Exercise requirements: Lines in the listing under this task are to be copied exactly.

START Given information

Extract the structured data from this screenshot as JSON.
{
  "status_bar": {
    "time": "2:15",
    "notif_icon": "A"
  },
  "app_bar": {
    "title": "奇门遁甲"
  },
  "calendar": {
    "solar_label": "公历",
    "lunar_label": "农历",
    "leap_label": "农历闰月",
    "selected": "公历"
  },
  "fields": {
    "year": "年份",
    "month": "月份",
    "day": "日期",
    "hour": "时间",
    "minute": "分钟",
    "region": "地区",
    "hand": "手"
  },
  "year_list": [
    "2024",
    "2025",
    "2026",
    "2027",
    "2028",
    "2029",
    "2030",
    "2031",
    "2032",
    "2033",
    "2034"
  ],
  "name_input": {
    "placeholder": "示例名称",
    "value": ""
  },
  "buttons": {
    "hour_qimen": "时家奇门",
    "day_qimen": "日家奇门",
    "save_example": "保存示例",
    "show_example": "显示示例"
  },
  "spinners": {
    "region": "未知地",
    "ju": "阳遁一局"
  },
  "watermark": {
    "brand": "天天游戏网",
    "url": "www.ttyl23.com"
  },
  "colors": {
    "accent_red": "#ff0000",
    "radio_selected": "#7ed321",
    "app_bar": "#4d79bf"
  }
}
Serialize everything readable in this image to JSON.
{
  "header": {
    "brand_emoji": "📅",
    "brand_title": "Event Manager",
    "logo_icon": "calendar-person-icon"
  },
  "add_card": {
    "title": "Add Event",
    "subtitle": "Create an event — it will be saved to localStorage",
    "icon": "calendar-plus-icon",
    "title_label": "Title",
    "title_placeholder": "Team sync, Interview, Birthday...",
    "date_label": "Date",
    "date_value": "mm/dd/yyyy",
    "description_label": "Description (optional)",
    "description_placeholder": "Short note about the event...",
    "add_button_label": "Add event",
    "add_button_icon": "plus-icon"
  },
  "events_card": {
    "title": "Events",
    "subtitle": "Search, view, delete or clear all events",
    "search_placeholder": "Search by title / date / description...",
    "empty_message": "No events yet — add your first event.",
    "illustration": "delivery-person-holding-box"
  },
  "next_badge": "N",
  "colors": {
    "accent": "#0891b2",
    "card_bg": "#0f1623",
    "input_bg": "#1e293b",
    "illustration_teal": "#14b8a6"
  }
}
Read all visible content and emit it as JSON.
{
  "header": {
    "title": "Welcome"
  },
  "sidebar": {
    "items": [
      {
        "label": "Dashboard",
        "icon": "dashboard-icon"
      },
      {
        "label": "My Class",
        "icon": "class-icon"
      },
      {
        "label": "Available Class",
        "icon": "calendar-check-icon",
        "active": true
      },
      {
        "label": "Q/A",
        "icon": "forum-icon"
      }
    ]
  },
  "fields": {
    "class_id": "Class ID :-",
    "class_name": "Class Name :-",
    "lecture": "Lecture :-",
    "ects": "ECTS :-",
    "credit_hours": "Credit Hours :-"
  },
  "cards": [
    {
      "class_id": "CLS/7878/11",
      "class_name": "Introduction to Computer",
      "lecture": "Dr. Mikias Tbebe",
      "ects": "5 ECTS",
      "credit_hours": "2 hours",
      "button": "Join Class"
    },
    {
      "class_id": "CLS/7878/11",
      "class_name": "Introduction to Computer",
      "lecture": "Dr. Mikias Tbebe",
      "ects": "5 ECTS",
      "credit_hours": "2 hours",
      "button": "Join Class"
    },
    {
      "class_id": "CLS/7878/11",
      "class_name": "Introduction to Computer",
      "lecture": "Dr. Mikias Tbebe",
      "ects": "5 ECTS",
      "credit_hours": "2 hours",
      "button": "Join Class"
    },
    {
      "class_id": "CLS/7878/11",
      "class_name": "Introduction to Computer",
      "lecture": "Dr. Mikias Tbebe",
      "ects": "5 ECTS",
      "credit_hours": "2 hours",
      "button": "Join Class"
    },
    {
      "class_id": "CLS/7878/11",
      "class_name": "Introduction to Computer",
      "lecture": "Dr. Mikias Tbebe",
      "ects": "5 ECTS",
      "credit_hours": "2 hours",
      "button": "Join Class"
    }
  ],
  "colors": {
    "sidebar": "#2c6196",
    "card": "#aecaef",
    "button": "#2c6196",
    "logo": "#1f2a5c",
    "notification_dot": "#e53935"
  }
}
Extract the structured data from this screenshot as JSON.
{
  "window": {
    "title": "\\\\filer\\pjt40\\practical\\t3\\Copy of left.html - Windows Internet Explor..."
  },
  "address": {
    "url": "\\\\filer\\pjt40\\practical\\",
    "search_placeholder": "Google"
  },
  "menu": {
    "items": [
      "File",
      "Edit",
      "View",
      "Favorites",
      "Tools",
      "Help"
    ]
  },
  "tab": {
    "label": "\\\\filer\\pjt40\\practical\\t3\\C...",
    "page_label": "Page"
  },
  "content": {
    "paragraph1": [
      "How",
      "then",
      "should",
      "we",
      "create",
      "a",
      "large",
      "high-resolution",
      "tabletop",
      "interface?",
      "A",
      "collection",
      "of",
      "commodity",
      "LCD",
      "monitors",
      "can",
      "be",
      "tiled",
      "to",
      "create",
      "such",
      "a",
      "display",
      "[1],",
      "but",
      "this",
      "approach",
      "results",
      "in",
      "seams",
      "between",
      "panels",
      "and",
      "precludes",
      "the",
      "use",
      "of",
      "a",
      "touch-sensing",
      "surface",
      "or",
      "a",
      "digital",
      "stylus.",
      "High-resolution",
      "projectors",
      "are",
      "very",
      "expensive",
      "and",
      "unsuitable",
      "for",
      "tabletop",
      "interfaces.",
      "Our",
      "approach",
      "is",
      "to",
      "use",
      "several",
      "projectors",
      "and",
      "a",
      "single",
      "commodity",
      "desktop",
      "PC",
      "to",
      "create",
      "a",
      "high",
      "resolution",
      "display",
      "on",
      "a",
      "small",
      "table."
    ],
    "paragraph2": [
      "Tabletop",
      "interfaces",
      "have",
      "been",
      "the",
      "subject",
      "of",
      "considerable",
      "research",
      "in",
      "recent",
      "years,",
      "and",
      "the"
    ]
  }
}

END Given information

Result:
Extract the structured data from this screenshot as JSON.
{
  "status_bar": {
    "time": "2:15",
    "notif_icon": "A"
  },
  "app_bar": {
    "title": "奇门遁甲"
  },
  "calendar": {
    "solar_label": "公历",
    "lunar_label": "农历",
    "leap_label": "农历闰月",
    "selected": "公历"
  },
  "fields": {
    "year": "年份",
    "month": "月份",
    "day": "日期",
    "hour": "时间",
    "minute": "分钟",
    "region": "地区",
    "hand": "手"
  },
  "year_list": [
    "2024",
    "2025",
    "2026",
    "2027",
    "2028",
    "2029",
    "2030",
    "2031",
    "2032",
    "2033",
    "2034"
  ],
  "name_input": {
    "placeholder": "示例名称",
    "value": ""
  },
  "buttons": {
    "hour_qimen": "时家奇门",
    "day_qimen": "日家奇门",
    "save_example": "保存示例",
    "show_example": "显示示例"
  },
  "spinners": {
    "region": "未知地",
    "ju": "阳遁一局"
  },
  "watermark": {
    "brand": "天天游戏网",
    "url": "www.ttyl23.com"
  },
  "colors": {
    "accent_red": "#ff0000",
    "radio_selected": "#7ed321",
    "app_bar": "#4d79bf"
  }
}
Serialize everything readable in this image to JSON.
{
  "header": {
    "brand_emoji": "📅",
    "brand_title": "Event Manager",
    "logo_icon": "calendar-person-icon"
  },
  "add_card": {
    "title": "Add Event",
    "subtitle": "Create an event — it will be saved to localStorage",
    "icon": "calendar-plus-icon",
    "title_label": "Title",
    "title_placeholder": "Team sync, Interview, Birthday...",
    "date_label": "Date",
    "date_value": "mm/dd/yyyy",
    "description_label": "Description (optional)",
    "description_placeholder": "Short note about the event...",
    "add_button_label": "Add event",
    "add_button_icon": "plus-icon"
  },
  "events_card": {
    "title": "Events",
    "subtitle": "Search, view, delete or clear all events",
    "search_placeholder": "Search by title / date / description...",
    "empty_message": "No events yet — add your first event.",
    "illustration": "delivery-person-holding-box"
  },
  "next_badge": "N",
  "colors": {
    "accent": "#0891b2",
    "card_bg": "#0f1623",
    "input_bg": "#1e293b",
    "illustration_teal": "#14b8a6"
  }
}
Read all visible content and emit it as JSON.
{
  "header": {
    "title": "Welcome"
  },
  "sidebar": {
    "items": [
      {
        "label": "Dashboard",
        "icon": "dashboard-icon"
      },
      {
        "label": "My Class",
        "icon": "class-icon"
      },
      {
        "label": "Available Class",
        "icon": "calendar-check-icon",
        "active": true
      },
      {
        "label": "Q/A",
        "icon": "forum-icon"
      }
    ]
  },
  "fields": {
    "class_id": "Class ID :-",
    "class_name": "Class Name :-",
    "lecture": "Lecture :-",
    "ects": "ECTS :-",
    "credit_hours": "Credit Hours :-"
  },
  "cards": [
    {
      "class_id": "CLS/7878/11",
      "class_name": "Introduction to Computer",
      "lecture": "Dr. Mikias Tbebe",
      "ects": "5 ECTS",
      "credit_hours": "2 hours",
      "button": "Join Class"
    },
    {
      "class_id": "CLS/7878/11",
      "class_name": "Introduction to Computer",
      "lecture": "Dr. Mikias Tbebe",
      "ects": "5 ECTS",
      "credit_hours": "2 hours",
      "button": "Join Class"
    },
    {
      "class_id": "CLS/7878/11",
      "class_name": "Introduction to Computer",
      "lecture": "Dr. Mikias Tbebe",
      "ects": "5 ECTS",
      "credit_hours": "2 hours",
      "button": "Join Class"
    },
    {
      "class_id": "CLS/7878/11",
      "class_name": "Introduction to Computer",
      "lecture": "Dr. Mikias Tbebe",
      "ects": "5 ECTS",
      "credit_hours": "2 hours",
      "button": "Join Class"
    },
    {
      "class_id": "CLS/7878/11",
      "class_name": "Introduction to Computer",
      "lecture": "Dr. Mikias Tbebe",
      "ects": "5 ECTS",
      "credit_hours": "2 hours",
      "button": "Join Class"
    }
  ],
  "colors": {
    "sidebar": "#2c6196",
    "card": "#aecaef",
    "button": "#2c6196",
    "logo": "#1f2a5c",
    "notification_dot": "#e53935"
  }
}
Extract the structured data from this screenshot as JSON.
{
  "window": {
    "title": "\\\\filer\\pjt40\\practical\\t3\\Copy of left.html - Windows Internet Explor..."
  },
  "address": {
    "url": "\\\\filer\\pjt40\\practical\\",
    "search_placeholder": "Google"
  },
  "menu": {
    "items": [
      "File",
      "Edit",
      "View",
      "Favorites",
      "Tools",
      "Help"
    ]
  },
  "tab": {
    "label": "\\\\filer\\pjt40\\practical\\t3\\C...",
    "page_label": "Page"
  },
  "content": {
    "paragraph1": [
      "How",
      "then",
      "should",
      "we",
      "create",
      "a",
      "large",
      "high-resolution",
      "tabletop",
      "interface?",
      "A",
      "collection",
      "of",
      "commodity",
      "LCD",
      "monitors",
      "can",
      "be",
      "tiled",
      "to",
      "create",
      "such",
      "a",
      "display",
      "[1],",
      "but",
      "this",
      "approach",
      "results",
      "in",
      "seams",
      "between",
      "panels",
      "and",
      "precludes",
      "the",
      "use",
      "of",
      "a",
      "touch-sensing",
      "surface",
      "or",
      "a",
      "digital",
      "stylus.",
      "High-resolution",
      "projectors",
      "are",
      "very",
      "expensive",
      "and",
      "unsuitable",
      "for",
      "tabletop",
      "interfaces.",
      "Our",
      "approach",
      "is",
      "to",
      "use",
      "several",
      "projectors",
      "and",
      "a",
      "single",
      "commodity",
      "desktop",
      "PC",
      "to",
      "create",
      "a",
      "high",
      "resolution",
      "display",
      "on",
      "a",
      "small",
      "table."
    ],
    "paragraph2": [
      "Tabletop",
      "interfaces",
      "have",
      "been",
      "the",
      "subject",
      "of",
      "considerable",
      "research",
      "in",
      "recent",
      "years,",
      "and",
      "the"
    ]
  }
}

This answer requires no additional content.